Monday, November 21, 2011

Eating through the holidays

Eating is definitely one of the great joys of life and enjoying a good meal in the company of friends and family is time to be savoured.  Food is often a central component of any social gathering and it is part of how we interact with each other in social situations.  During the holiday season and other times of celebration, a natural marriage occurs between food and social activities. 

With all of the parties and events that occur during the holiday season, many of us worry about gaining weight during this time.  However, it is still possible to enjoy yourself over the holiday season, savour the food around you, and do so without gaining weight.  This doesn’t mean restricting yourself, but it does mean eating consciously. 
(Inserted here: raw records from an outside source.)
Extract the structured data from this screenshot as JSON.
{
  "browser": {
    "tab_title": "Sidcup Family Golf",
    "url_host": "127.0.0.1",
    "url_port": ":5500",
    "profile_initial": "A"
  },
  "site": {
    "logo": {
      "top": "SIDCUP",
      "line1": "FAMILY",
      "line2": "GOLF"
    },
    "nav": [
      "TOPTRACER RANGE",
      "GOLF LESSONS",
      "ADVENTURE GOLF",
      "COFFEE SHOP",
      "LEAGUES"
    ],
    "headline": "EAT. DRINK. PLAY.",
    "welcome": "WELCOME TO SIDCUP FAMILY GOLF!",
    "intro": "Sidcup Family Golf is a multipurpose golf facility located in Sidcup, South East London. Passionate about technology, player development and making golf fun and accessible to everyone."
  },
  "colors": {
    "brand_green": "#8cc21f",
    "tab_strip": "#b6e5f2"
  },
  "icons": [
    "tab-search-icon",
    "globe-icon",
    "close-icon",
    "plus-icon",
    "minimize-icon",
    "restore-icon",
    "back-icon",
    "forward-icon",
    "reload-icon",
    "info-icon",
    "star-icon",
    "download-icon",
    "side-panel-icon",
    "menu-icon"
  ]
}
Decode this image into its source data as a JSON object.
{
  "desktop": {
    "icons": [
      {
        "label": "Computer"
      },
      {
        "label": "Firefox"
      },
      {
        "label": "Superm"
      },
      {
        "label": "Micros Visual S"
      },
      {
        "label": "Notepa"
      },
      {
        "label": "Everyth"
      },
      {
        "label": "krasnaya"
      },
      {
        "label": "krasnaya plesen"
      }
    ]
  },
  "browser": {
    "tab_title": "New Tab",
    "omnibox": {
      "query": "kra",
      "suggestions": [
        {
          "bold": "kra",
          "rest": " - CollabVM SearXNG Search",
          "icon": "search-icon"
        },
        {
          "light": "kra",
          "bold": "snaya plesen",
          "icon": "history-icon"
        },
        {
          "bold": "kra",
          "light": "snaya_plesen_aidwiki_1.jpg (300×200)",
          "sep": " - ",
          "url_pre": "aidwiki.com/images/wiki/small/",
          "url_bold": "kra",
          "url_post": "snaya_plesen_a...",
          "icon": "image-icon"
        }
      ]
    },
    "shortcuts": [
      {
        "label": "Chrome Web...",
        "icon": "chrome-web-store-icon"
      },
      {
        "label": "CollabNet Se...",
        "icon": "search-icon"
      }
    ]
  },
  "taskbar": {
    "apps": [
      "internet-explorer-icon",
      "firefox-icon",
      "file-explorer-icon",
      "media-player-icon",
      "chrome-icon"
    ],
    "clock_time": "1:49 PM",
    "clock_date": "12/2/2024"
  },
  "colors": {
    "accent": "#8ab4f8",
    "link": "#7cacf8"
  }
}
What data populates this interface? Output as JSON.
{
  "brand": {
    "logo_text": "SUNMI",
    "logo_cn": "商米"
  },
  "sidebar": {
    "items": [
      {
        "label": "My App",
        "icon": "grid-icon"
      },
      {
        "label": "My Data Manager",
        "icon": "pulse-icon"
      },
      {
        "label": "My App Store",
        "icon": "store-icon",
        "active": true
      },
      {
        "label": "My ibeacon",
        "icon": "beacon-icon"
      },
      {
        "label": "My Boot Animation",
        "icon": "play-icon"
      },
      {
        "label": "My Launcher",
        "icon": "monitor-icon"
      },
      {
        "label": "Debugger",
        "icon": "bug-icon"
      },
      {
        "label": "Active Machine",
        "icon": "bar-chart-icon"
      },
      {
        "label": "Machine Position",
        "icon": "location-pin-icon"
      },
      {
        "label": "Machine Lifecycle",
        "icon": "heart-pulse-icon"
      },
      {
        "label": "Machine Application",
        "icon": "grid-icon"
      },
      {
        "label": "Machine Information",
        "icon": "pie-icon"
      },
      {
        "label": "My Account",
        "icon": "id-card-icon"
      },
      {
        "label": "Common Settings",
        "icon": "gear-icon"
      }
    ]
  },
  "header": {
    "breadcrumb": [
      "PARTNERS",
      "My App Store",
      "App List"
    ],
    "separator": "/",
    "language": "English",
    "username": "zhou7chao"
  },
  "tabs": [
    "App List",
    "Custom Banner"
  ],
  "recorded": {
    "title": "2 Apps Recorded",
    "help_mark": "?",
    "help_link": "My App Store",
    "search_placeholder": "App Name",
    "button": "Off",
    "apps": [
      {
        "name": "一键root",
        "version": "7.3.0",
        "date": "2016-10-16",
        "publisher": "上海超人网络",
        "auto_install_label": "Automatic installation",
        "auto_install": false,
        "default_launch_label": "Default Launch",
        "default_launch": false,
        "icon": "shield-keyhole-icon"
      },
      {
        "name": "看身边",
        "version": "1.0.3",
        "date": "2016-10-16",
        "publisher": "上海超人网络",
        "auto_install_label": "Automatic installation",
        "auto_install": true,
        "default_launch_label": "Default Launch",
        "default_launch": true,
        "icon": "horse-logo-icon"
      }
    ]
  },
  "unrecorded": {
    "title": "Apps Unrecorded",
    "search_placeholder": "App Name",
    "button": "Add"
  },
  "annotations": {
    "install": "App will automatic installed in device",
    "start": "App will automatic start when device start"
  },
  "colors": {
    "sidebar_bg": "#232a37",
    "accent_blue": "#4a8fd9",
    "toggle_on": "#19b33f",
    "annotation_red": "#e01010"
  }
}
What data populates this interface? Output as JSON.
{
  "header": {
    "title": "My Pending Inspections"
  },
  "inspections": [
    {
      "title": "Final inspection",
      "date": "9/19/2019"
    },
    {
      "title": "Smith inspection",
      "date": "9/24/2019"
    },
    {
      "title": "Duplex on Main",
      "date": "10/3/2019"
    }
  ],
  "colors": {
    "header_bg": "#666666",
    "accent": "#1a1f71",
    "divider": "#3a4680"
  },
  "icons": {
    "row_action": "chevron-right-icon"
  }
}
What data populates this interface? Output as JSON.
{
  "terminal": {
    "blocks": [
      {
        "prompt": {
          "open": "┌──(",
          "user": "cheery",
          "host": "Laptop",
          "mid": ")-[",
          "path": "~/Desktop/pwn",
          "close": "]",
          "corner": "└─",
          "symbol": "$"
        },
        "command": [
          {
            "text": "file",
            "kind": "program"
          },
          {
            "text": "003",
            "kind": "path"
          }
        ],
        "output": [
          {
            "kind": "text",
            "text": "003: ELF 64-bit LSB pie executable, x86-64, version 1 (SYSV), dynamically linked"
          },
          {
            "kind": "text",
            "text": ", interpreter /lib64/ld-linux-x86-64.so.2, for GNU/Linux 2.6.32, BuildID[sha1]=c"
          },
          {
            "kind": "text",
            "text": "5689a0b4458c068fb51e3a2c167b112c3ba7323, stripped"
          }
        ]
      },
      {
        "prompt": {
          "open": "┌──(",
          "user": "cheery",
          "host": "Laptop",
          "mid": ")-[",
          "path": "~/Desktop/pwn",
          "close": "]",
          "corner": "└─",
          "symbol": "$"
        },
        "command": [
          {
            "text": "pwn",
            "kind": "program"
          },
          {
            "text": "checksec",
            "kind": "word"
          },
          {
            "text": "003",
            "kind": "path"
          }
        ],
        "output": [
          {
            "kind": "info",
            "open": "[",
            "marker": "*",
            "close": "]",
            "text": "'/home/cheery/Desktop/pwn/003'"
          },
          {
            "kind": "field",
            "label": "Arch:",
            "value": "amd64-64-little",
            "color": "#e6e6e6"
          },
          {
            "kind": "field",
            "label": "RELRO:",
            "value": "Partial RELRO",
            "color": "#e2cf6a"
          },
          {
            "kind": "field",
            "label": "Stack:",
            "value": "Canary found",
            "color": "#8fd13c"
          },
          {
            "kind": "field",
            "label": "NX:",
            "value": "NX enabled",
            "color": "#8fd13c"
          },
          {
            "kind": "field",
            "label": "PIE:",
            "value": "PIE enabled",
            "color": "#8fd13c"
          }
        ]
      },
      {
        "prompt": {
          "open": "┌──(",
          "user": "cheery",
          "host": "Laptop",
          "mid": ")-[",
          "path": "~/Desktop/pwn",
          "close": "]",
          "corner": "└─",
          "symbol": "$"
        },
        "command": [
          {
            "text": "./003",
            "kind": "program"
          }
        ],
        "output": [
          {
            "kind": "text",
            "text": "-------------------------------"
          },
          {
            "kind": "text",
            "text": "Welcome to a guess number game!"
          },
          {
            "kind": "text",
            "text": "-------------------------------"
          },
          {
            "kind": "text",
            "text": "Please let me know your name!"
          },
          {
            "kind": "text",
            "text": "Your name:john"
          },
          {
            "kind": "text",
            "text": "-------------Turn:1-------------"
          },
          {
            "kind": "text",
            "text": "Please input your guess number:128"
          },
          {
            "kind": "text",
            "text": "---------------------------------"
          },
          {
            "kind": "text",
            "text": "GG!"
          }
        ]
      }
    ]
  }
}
Here’s some tips to help you maintain your weight (or continue to lose weight) over the holidays:
Eating at a Buffet:
  • If you are at a buffet or event with a table full of snack-foods – preview the table before eating anything or putting anything on your plate.  Decide what you want to eat, and assess your hunger.
  • Keep at least ½ of your plate for vegetables and salad, and use the other ½ of your plate for richer/denser foods, such as potatoes, casseroles and meats. 
  • Always use a plate.  This will enable you to assess how much food you are actually consuming.  Otherwise, it’s easy to keep reaching for another item, and not have a good sense of how much you have eaten.  Stop mindless munching. 
  • Fill up your plate with fibre-rich and low-calorie foods, such as vegetables and fruits. 
  • Don’t stand next to the food table.  Take what you want and go stand or sit somewhere out of sight of the table, if possible.  
  • Remember that it is possible to fill-up on snack foods and eat the same amount of calories, as a proper meal – if this is not intended to be your meal, be careful about the amount of snack foods you eat. 
  • Be cognizant about the amount of calorie-dense foods you consume such as chips, dip and sweets.  These won’t easily fill you up, so it’s easy to eat too many.   
  • Only return for seconds if you still feel hungry at least 20 minutes after you have finished eating.  Try drinking water first, before returning for more food.  Thirst often manifests itself as hunger. 
  • Choose a maximum of 2 desserts (this includes cookies, cakes, bars and pies).  
  • Drink water instead of sodas or punch.  Save your calories for quality foods that will fill you up.  
  • Remember that alcohol is not calorie-free.  Watch your consumption of alcoholic beverages, and limit yourself to 2 drinks.  1 beer = 153 calories; 1 glass of wine (dry) = 120 calories; and cocktails range between 110 (daiquiri) and 310 calories (Mai Tai).
     Tips for Cooking and Baking:
  • Use whole wheat or use a combination of whole wheat and white flour to increase your fibre intake, and increase the number of nutrients you are ingesting. 
  • Lessen the amount of sugar you add when baking – usually recipes are too sweet and call for too much sweetener.  The amount of sweetener can easily be lessened without compromising the taste. 
  • Use a combination of applesauce, low-fat yogurt and buttermilk to replace the fat in recipes. This creates moistness, with less fat and calories. 
   Exercise tips: 

  • Be conscious about the amount of exercise you are engaging in.  If you are worried about consuming too many calories, up your exercise.  If you burn more calories, you have room to consume more, without gaining weight. 
  • Exercise for at least 30 minutes at a high intensity (your breathing should be heavy, it should be hard to talk, you should be sweating) – and remember to do a warm- up and cool-down of walking or easy, light exercise before and after your session. 
  • Try interval sessions, whereby you push hard for anywhere between 30 seconds and 5 minutes at a time, with rests in between – long enough to bring your breathing back to normal.  
  • Remember that exercise does not have to occur in the gym – try hiking, dancing, swimming, cycling or rollerblading; or join in on drop-in sports (basketball, floor hockey).  Choose an activity that you enjoy, so that you are motivated to be active. 
  • While any exercise is good - lower intensity exercises will burn fewer calories. Eg: walking for 1 hour at 5 km/h burns 224 calories (based on a 150lb person).  The equivalent of one cookie.  Running for 1 hour at 10 km/h burns 782 calories (based on a 150lb person).    
Happy holiday season to all!!